By Matthew Hendley
By Monica Alonzo
By Monica Alonzo
By Monica Alonzo
By Stephen Lemons
By Jason P. Woodbury
By Dulce Paloma Baltazar Pedraza
By Ray Stern
Drummer P.H. Naffah, 28, is also a Midwesterner, a doctor's son from suburban Chicago, who came to Tempe to go to college. P.H. stands for Paul Habib.
Like the other Refreshments, he's a self-taught musician. As a kid, he would go to the basement to pound on his drum kit for hours, harboring a fantasy of being a rock star, without thinking of studying toward that goal.
Instead, he studied biology at ASU, which pleased his father, because it meant that P.H. would be a physician, too. From 1985 until 1993, he played in a band called Rain Convention, then quit when he graduated from college to work for a cabinetmaker in Fountain Hills.
He'd taken the med-school boards, but hadn't actually applied to medical school, which irritated his father. And he was irritated himself that his job started so early in the morning that he could neither play in a band nor even go out to see other bands.
The Refreshments called on him in 1995 as a replacement for a drummer who wasn't working out.
Naffah is the steadiest of the four band members, quiet and rarely ruffled.
"I've never been a very conflicted person," he says, and the other band members agree.
Buddy Edwards recalls a road argument on the bus with Clyne and Blush over their play list for a college-town gig. Edwards wanted the band to play an equal number of songs from each album--to sell records, rather than just slip into a frat-house song list to get the college kids off their seats. And he wanted the show to end at some predictable point--Blush and Clyne would just as soon play until they drop.

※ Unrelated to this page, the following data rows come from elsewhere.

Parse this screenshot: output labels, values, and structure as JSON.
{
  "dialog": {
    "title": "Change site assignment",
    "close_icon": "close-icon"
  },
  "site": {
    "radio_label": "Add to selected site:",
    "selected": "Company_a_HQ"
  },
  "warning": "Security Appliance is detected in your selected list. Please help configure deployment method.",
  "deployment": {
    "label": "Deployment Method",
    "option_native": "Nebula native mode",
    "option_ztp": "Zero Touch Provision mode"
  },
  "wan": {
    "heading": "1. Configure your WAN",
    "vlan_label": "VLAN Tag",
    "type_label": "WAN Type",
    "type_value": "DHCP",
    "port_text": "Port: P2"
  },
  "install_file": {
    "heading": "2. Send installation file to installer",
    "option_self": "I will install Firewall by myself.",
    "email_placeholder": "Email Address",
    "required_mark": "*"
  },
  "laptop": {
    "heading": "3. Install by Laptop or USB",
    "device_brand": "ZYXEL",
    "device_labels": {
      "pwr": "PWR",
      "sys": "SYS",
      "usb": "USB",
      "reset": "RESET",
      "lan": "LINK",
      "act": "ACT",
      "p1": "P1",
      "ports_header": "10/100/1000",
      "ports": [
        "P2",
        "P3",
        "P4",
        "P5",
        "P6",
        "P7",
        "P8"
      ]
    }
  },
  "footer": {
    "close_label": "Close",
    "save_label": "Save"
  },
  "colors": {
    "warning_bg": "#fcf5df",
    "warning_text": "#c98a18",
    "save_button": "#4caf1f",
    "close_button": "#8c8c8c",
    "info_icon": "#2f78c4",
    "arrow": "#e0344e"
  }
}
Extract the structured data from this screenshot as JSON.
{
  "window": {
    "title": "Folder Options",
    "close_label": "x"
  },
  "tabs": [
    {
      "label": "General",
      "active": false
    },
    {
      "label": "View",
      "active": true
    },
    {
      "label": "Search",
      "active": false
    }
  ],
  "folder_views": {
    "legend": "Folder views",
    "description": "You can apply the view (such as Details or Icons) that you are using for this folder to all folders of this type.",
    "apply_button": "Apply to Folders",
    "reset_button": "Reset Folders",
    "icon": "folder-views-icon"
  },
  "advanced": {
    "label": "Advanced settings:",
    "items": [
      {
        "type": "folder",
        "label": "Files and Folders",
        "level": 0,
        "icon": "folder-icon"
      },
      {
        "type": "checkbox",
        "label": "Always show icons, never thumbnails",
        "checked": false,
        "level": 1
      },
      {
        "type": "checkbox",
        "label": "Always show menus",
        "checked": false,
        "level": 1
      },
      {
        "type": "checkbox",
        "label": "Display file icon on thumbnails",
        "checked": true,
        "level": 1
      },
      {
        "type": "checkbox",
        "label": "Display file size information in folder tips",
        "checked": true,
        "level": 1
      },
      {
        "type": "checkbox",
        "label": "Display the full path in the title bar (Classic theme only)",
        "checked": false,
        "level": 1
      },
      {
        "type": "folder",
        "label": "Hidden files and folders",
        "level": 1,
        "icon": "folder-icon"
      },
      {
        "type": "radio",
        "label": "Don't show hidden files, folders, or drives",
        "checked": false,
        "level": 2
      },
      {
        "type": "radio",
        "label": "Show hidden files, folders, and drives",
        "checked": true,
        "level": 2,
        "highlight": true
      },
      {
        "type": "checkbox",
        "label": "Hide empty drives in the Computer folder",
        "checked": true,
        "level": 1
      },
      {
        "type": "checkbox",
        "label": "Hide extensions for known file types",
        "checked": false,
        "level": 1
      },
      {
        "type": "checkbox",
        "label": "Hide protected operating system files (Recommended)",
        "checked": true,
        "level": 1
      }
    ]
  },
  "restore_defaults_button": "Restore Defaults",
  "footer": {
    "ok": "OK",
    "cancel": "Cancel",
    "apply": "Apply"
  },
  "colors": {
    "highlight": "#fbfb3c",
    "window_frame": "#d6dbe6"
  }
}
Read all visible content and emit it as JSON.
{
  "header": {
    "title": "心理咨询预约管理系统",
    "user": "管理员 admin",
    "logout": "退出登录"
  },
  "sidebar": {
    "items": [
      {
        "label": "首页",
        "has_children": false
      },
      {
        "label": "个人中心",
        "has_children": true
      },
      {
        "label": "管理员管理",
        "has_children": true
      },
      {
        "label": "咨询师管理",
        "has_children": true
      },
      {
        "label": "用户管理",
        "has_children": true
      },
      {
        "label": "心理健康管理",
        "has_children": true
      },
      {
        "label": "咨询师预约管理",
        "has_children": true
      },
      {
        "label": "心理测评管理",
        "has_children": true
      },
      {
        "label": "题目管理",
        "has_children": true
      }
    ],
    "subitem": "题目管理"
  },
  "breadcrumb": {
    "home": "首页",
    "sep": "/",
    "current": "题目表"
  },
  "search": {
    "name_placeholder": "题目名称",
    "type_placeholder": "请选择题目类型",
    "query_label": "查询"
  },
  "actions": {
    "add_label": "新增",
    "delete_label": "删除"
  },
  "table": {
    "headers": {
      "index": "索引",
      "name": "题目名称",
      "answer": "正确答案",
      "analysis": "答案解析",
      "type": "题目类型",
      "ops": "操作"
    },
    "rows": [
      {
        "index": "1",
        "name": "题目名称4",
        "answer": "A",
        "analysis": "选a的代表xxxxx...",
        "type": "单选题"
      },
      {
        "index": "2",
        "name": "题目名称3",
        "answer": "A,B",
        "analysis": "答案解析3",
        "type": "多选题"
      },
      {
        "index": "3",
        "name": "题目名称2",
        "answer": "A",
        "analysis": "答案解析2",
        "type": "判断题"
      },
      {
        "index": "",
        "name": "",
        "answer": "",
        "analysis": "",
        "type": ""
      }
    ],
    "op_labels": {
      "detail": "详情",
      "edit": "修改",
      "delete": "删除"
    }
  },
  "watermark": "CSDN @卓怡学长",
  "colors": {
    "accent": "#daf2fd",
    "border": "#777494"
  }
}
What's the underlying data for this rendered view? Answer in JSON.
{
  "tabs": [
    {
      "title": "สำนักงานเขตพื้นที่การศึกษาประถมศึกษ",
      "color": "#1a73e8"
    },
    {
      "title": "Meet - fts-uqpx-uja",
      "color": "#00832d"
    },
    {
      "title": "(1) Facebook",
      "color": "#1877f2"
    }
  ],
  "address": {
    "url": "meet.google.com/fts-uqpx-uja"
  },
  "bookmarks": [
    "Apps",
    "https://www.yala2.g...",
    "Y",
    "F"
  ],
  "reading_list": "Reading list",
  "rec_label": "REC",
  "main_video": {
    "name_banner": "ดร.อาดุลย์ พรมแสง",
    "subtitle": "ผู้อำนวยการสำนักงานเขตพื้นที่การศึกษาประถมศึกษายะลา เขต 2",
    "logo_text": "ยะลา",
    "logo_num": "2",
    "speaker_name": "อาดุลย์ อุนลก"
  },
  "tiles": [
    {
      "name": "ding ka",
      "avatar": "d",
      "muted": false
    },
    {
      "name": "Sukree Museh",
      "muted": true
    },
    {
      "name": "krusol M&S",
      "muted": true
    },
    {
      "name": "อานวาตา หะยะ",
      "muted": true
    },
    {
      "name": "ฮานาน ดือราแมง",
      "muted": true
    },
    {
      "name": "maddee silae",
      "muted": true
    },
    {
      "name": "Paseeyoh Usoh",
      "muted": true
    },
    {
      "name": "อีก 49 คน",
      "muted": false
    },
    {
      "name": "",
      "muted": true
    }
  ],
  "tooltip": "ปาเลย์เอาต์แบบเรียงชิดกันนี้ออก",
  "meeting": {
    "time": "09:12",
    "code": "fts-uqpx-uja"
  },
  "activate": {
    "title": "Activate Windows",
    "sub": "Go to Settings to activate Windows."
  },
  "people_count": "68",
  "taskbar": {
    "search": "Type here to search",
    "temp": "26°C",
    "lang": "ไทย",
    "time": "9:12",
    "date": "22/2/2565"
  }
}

As the fight escalated and the vibe whirled through the bus, Naffah, Edwards recalls, walked right up the aisle, through the shouting, refusing to acknowledge that it was even happening--effectively ending it.
Roger Clyne is the soul and center of the Refreshments.
On a recent December morning, Clyne opened for rapper Puff Daddy.
Clyne's mother teaches elementary school in Gilbert, and he'd agreed to visit a library full of students who were curious about what it was like to be a musician.
Though he projects confidence while hiding behind a guitar and a microphone onstage, here on a stool in the school library, he was kept off balance by a barrage of grade-schooler questions that were as focused and to the point as any journalist's.
"Why are you called 'the Refreshments'?" a child asked.
"Because it was the only name we didn't get into a fight about."
"What kind of car do you drive?"
"An old Toyota Landcruiser with a cracked windshield."
"Did you like math?"
The kids all cheer.
"Who doesn't have trouble with math?" he asks back. Hands go up. "Okay, you guys are freaks."
"Did you ever cry while singing a song?"
They ask which famous musicians he knows. Clyne fumbles around with names from Seven Mary Three and other grown-up bands.
"Do you know Puff Daddy?"
"No." Unsatisfactory answer. The kids press until Clyne says, "I am pining to meet Puff Daddy, and if I ever do, we'll reconvene and I'll tell you all about it."
Then he offers a good alternative: "We play the song on King of the Hill."
A cheer goes up. Then another gleam of recognition:
"Do you sing 'the world is full of stupid people'?" one girl asks.
"Yes, I do," Clyne answers firmly, "but it's 'everybody knows the world is full of stupid people.' If you take that as true, then that means that somebody's thinking that about you and me, too."
Clyne's mother is the sister of Republican Congressman John Shadegg; his grandfather was a political strategist for Barry Goldwater. His father is a working cowboy. Since his parents divorced when he was quite young, Clyne split his time between Tempe--he attended Brophy for two years--and his father's family ranch near Sonoita, south of Tucson. There he learned to rope and herd cattle.
If his Uncle John is a free-market advocate of logging and ranching and mining, Clyne is a radical environmentalist--his first job out of college was as foreman on a crew cleaning up the Salt River bottom--and a radical egalitarian.
He drives an old truck and lives in a commune with his longtime girlfriend Alisa Jellum, his 10-month-old son Otis, his brother and one of the band's roadies. Though he writes most of the band's songs, he insists that the royalties be split evenly among the band members, reasoning that they spend the same amount of time onstage as he does.
All of which makes the band's L.A. manager, Michael Lustig, smile.
"As much as Roger tries to make it a democracy, he is still the leader," Lustig says.
Clyne describes himself as a control freak; the other band members see his control as generosity.
"The thing I absolutely adore about Roger is his ability to be unbelievably selfless," says Buddy Edwards. "If you were to call Roger and say, 'I have a problem with my transmission, can you help me?'; that's his perfect day. He loves for you to bring your car over so he can 'help' fix it. Basically, he does it for you while you drink beer."